Law is a system of rules that governs the behavior of individuals, families and organizations. It is an area of study that encompasses a broad range of topics and issues – including criminal, civil and commercial laws – which are applied in different countries around the world. Law is a source of scholarly inquiry in the fields of legal history, philosophy, economic analysis and sociology. It raises important questions about justice, equality and fairness.
Law shapes politics, economies, histories and societies in many ways. Its precise definition is a subject of ongoing debate, but it can generally be defined as a set of normative statements about what people ought to do and not do. These are enforced by social or governmental institutions, and they are distinct from descriptive or causal statements (such as the law of gravity).
The field is generally divided into civil and criminal law. The former deals with conduct that is judged to be harmful to society, and is typically punished by the state. The latter addresses disputes between individuals or organisations, and can be settled by courts or arbitrators. Some jurisdictions use a mix of civil and criminal law, with different procedures for each. For example, some countries have a separate legal profession for each. Others have a single legal system that covers both civil and criminal matters.
In modern societies, law is enacted by legislatures or other central bodies, and interpreted by the courts. It is an essential element of the rule of law, which aims to ensure that government, businesses and individuals are held to public standards of behaviour and transparency. This requires the independence of the judiciary, the accountability of government officials and transparency in business transactions. It also requires citizens to respect and comply with legal norms, and accept decisions by judicial bodies on their rights and duties.

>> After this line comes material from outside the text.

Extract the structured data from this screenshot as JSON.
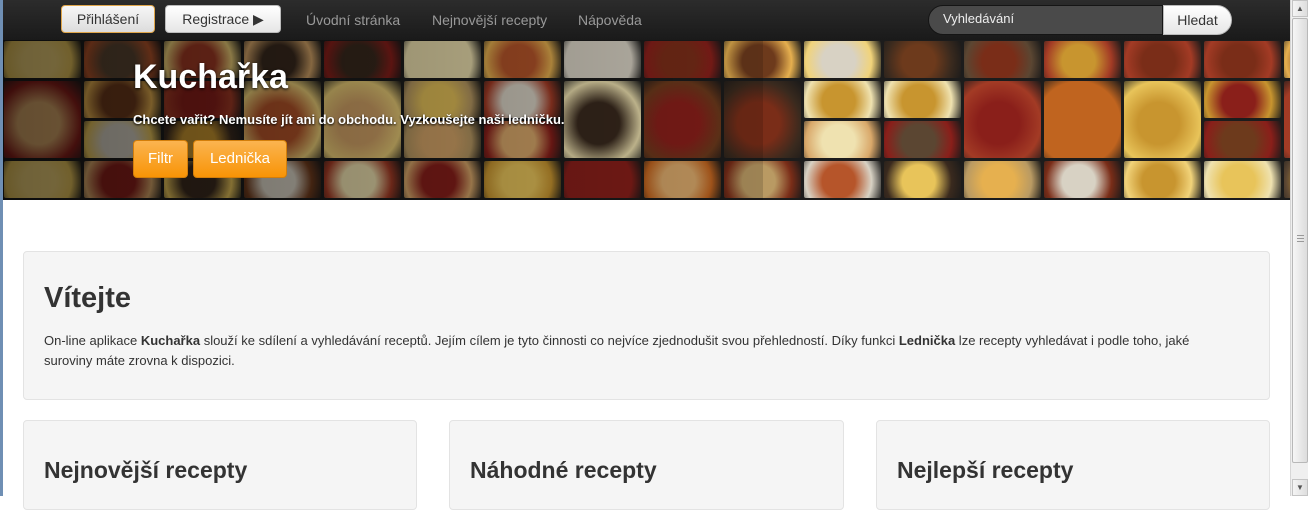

One of the major challenges to ensuring the rule of law is the way in which the concept of law is understood. The scholarly literature on the topic is enormous, and it has been characterised by debates from a variety of perspectives. These include a classical approach to the topic, which was popularised by the Roman philosopher Cicero. More recently, there has been an interest in understanding how non-modern cultures understand the law. For instance, the Inuit culture of the Arctic has a concept of law that does not divide reality into natural and human/social categories. This has led some to suggest that we could learn from the Inuit’s perspective on what constitutes law. However, it is not clear whether such a perspective would be applicable to the entire modern world.